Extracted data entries
= = = =
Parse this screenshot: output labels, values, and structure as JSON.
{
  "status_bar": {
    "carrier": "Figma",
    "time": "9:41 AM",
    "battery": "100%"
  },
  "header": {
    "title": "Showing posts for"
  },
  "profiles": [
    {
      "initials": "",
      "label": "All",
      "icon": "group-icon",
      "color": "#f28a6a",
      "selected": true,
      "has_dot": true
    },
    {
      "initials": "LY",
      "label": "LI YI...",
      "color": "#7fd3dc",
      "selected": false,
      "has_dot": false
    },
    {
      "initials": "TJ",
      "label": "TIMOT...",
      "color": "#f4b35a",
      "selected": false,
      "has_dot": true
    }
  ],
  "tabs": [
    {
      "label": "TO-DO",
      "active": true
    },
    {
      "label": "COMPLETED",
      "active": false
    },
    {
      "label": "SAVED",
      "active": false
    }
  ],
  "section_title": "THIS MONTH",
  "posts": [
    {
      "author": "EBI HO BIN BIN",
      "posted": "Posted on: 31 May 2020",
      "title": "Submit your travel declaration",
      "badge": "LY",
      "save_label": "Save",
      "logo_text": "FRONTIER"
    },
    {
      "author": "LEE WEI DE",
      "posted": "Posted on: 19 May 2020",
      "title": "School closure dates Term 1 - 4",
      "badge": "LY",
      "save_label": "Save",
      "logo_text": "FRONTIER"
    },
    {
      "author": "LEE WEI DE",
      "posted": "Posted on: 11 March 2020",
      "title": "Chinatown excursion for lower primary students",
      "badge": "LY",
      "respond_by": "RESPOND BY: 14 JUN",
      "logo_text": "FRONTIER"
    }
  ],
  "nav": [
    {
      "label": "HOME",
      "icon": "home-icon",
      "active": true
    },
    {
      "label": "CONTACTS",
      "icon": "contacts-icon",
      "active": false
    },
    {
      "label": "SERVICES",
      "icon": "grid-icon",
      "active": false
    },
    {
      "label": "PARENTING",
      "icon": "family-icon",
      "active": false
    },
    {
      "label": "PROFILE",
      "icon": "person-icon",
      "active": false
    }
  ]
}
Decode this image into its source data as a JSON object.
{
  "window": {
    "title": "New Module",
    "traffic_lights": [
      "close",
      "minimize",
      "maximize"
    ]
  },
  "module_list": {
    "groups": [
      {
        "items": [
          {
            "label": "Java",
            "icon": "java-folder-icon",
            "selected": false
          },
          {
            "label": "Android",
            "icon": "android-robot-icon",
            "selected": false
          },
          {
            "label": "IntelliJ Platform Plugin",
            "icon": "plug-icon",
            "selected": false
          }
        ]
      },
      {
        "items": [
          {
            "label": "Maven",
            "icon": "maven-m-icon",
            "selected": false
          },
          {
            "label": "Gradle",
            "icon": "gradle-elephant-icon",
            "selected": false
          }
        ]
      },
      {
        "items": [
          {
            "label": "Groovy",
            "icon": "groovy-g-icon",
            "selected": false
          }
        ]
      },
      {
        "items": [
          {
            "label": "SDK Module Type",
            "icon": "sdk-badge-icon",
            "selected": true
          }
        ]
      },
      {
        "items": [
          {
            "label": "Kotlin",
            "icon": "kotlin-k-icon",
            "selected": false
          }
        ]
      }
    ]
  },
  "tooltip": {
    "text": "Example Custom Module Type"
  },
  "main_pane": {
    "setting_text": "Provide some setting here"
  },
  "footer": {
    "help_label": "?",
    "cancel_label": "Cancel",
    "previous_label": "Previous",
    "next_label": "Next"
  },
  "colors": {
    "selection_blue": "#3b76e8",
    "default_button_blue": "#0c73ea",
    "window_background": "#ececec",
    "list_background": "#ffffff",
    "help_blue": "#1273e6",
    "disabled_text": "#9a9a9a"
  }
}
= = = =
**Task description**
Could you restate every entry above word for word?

**Response to this task**
Parse this screenshot: output labels, values, and structure as JSON.
{
  "status_bar": {
    "carrier": "Figma",
    "time": "9:41 AM",
    "battery": "100%"
  },
  "header": {
    "title": "Showing posts for"
  },
  "profiles": [
    {
      "initials": "",
      "label": "All",
      "icon": "group-icon",
      "color": "#f28a6a",
      "selected": true,
      "has_dot": true
    },
    {
      "initials": "LY",
      "label": "LI YI...",
      "color": "#7fd3dc",
      "selected": false,
      "has_dot": false
    },
    {
      "initials": "TJ",
      "label": "TIMOT...",
      "color": "#f4b35a",
      "selected": false,
      "has_dot": true
    }
  ],
  "tabs": [
    {
      "label": "TO-DO",
      "active": true
    },
    {
      "label": "COMPLETED",
      "active": false
    },
    {
      "label": "SAVED",
      "active": false
    }
  ],
  "section_title": "THIS MONTH",
  "posts": [
    {
      "author": "EBI HO BIN BIN",
      "posted": "Posted on: 31 May 2020",
      "title": "Submit your travel declaration",
      "badge": "LY",
      "save_label": "Save",
      "logo_text": "FRONTIER"
    },
    {
      "author": "LEE WEI DE",
      "posted": "Posted on: 19 May 2020",
      "title": "School closure dates Term 1 - 4",
      "badge": "LY",
      "save_label": "Save",
      "logo_text": "FRONTIER"
    },
    {
      "author": "LEE WEI DE",
      "posted": "Posted on: 11 March 2020",
      "title": "Chinatown excursion for lower primary students",
      "badge": "LY",
      "respond_by": "RESPOND BY: 14 JUN",
      "logo_text": "FRONTIER"
    }
  ],
  "nav": [
    {
      "label": "HOME",
      "icon": "home-icon",
      "active": true
    },
    {
      "label": "CONTACTS",
      "icon": "contacts-icon",
      "active": false
    },
    {
      "label": "SERVICES",
      "icon": "grid-icon",
      "active": false
    },
    {
      "label": "PARENTING",
      "icon": "family-icon",
      "active": false
    },
    {
      "label": "PROFILE",
      "icon": "person-icon",
      "active": false
    }
  ]
}
Decode this image into its source data as a JSON object.
{
  "window": {
    "title": "New Module",
    "traffic_lights": [
      "close",
      "minimize",
      "maximize"
    ]
  },
  "module_list": {
    "groups": [
      {
        "items": [
          {
            "label": "Java",
            "icon": "java-folder-icon",
            "selected": false
          },
          {
            "label": "Android",
            "icon": "android-robot-icon",
            "selected": false
          },
          {
            "label": "IntelliJ Platform Plugin",
            "icon": "plug-icon",
            "selected": false
          }
        ]
      },
      {
        "items": [
          {
            "label": "Maven",
            "icon": "maven-m-icon",
            "selected": false
          },
          {
            "label": "Gradle",
            "icon": "gradle-elephant-icon",
            "selected": false
          }
        ]
      },
      {
        "items": [
          {
            "label": "Groovy",
            "icon": "groovy-g-icon",
            "selected": false
          }
        ]
      },
      {
        "items": [
          {
            "label": "SDK Module Type",
            "icon": "sdk-badge-icon",
            "selected": true
          }
        ]
      },
      {
        "items": [
          {
            "label": "Kotlin",
            "icon": "kotlin-k-icon",
            "selected": false
          }
        ]
      }
    ]
  },
  "tooltip": {
    "text": "Example Custom Module Type"
  },
  "main_pane": {
    "setting_text": "Provide some setting here"
  },
  "footer": {
    "help_label": "?",
    "cancel_label": "Cancel",
    "previous_label": "Previous",
    "next_label": "Next"
  },
  "colors": {
    "selection_blue": "#3b76e8",
    "default_button_blue": "#0c73ea",
    "window_background": "#ececec",
    "list_background": "#ffffff",
    "help_blue": "#1273e6",
    "disabled_text": "#9a9a9a"
  }
}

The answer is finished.